**YOUR GOAL**
Using the listing below, select the lines with the word "pour" and copy them.

★ ★ ★ ★ ★

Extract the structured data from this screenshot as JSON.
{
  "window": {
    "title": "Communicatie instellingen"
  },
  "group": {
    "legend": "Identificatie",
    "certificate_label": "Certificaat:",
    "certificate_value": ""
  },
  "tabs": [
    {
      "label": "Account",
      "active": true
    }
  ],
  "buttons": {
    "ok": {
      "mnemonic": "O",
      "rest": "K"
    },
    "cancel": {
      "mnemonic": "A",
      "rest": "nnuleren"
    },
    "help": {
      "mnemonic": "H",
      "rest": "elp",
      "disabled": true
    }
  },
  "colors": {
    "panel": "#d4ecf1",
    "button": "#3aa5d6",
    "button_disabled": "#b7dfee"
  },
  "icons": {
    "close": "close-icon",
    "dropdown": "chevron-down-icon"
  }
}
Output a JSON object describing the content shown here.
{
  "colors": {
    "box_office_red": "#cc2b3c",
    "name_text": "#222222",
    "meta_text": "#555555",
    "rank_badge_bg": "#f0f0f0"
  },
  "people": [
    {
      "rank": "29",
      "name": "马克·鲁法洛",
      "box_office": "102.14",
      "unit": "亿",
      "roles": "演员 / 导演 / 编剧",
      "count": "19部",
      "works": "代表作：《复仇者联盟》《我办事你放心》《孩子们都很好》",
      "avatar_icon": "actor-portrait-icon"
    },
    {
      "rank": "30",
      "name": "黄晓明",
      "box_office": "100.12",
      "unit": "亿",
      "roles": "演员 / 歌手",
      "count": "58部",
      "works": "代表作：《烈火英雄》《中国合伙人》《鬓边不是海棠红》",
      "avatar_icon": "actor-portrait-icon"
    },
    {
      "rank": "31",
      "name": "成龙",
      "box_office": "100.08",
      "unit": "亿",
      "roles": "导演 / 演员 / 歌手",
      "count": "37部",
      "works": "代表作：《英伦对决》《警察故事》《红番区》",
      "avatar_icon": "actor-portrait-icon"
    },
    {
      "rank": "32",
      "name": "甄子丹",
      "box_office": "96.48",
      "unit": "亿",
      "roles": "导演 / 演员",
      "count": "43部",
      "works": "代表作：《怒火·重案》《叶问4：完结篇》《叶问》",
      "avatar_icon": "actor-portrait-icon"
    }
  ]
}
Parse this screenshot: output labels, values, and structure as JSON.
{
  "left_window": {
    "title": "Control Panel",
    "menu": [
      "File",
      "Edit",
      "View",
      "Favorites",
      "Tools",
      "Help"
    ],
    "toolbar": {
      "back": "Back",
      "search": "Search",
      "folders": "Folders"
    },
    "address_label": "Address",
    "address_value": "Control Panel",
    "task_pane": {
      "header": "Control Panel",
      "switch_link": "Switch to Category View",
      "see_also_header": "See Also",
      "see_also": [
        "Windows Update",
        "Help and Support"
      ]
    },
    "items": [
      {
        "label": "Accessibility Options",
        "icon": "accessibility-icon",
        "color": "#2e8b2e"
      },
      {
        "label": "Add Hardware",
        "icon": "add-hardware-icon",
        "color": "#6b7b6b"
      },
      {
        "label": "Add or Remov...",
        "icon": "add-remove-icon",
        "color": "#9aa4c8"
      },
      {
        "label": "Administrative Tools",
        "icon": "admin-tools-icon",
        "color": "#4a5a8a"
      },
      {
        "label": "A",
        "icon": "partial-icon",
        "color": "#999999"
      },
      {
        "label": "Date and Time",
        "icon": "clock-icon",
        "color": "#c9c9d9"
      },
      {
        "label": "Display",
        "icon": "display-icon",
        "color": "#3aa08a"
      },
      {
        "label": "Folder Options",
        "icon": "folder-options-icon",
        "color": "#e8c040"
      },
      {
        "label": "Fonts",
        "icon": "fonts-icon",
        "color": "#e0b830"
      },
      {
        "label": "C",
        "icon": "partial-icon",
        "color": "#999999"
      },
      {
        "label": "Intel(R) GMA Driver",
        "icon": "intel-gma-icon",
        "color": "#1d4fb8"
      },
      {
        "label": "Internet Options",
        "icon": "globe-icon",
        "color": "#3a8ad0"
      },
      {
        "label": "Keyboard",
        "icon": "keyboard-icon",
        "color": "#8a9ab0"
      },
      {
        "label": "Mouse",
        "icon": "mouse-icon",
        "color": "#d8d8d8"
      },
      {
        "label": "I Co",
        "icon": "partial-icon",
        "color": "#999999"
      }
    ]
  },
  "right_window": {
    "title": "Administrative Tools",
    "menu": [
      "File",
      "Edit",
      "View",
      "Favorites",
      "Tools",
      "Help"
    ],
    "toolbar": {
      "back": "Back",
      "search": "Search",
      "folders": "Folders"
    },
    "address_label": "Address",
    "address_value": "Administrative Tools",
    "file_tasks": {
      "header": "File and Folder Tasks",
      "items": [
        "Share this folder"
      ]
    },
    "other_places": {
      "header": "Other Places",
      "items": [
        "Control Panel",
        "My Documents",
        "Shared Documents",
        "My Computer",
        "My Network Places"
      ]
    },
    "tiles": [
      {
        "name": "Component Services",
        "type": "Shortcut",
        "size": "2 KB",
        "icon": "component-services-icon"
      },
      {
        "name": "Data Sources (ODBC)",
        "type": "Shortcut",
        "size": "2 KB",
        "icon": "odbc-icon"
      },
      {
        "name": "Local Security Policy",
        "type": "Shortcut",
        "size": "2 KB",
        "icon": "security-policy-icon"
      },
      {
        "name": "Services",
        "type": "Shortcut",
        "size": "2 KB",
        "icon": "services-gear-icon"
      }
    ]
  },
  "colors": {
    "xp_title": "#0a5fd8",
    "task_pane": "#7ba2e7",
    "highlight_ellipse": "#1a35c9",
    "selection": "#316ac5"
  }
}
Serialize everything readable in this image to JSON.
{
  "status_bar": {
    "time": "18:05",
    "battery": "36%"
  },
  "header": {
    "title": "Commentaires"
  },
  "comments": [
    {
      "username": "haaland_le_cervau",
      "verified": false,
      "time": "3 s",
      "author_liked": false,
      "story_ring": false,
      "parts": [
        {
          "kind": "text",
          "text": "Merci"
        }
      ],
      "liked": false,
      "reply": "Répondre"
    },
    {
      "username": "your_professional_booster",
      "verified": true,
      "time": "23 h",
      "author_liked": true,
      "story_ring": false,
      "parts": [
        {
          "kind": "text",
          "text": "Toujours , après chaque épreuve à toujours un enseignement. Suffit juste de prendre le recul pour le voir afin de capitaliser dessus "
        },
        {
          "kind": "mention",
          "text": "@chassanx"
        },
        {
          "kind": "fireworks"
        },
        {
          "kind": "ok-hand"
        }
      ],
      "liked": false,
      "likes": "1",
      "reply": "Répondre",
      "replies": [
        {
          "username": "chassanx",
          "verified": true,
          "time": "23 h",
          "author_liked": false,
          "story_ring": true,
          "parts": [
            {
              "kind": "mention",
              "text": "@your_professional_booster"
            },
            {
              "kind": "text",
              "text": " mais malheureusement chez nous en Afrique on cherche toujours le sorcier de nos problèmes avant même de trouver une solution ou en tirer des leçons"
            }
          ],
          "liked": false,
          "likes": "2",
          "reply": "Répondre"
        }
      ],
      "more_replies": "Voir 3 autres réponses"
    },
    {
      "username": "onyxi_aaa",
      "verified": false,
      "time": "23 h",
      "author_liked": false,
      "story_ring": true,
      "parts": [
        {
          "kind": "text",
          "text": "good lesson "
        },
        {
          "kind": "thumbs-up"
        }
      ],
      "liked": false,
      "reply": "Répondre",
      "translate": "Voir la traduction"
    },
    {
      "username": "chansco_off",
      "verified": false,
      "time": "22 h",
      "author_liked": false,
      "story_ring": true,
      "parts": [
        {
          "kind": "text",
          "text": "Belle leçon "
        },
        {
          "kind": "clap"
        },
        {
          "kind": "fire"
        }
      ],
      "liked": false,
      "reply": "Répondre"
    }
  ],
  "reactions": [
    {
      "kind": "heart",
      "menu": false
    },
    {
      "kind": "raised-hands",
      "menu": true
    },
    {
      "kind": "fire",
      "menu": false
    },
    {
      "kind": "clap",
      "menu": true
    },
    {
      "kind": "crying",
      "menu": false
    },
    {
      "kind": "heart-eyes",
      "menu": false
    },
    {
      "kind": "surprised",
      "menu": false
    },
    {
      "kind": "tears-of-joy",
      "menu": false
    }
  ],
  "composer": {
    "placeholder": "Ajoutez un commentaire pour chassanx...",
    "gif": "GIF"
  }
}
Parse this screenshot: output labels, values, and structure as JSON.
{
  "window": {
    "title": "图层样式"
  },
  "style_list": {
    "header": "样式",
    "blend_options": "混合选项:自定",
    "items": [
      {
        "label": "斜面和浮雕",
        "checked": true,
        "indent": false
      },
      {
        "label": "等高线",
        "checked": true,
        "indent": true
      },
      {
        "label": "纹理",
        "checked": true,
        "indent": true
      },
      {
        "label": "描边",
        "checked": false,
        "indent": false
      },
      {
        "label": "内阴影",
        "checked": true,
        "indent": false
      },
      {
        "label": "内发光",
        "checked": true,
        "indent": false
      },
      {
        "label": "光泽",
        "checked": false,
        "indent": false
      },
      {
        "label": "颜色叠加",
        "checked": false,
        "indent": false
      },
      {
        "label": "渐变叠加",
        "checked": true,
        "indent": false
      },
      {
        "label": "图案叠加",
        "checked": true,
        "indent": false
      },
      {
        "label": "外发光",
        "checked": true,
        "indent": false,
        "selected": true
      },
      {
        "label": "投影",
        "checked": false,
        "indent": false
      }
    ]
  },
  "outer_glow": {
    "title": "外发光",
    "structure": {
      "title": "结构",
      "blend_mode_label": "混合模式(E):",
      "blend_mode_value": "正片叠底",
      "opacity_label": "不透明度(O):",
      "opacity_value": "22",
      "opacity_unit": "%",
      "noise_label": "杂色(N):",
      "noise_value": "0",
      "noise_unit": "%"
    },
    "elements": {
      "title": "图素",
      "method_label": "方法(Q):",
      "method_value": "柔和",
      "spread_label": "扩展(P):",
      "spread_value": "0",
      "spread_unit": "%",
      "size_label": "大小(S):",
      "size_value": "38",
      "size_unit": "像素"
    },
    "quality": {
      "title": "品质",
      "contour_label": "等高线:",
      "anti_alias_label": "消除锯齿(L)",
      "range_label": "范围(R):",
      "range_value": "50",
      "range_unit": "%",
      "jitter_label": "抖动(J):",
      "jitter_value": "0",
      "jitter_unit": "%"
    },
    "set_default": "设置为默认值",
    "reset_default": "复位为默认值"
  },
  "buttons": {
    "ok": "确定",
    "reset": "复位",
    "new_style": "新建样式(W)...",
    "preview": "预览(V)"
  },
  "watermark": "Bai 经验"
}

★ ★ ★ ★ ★

**EXERCISE RESPONSE**
          "text": "Toujours , après chaque épreuve à toujours un enseignement. Suffit juste de prendre le recul pour le voir afin de capitaliser dessus "
    "placeholder": "Ajoutez un commentaire pour chassanx...",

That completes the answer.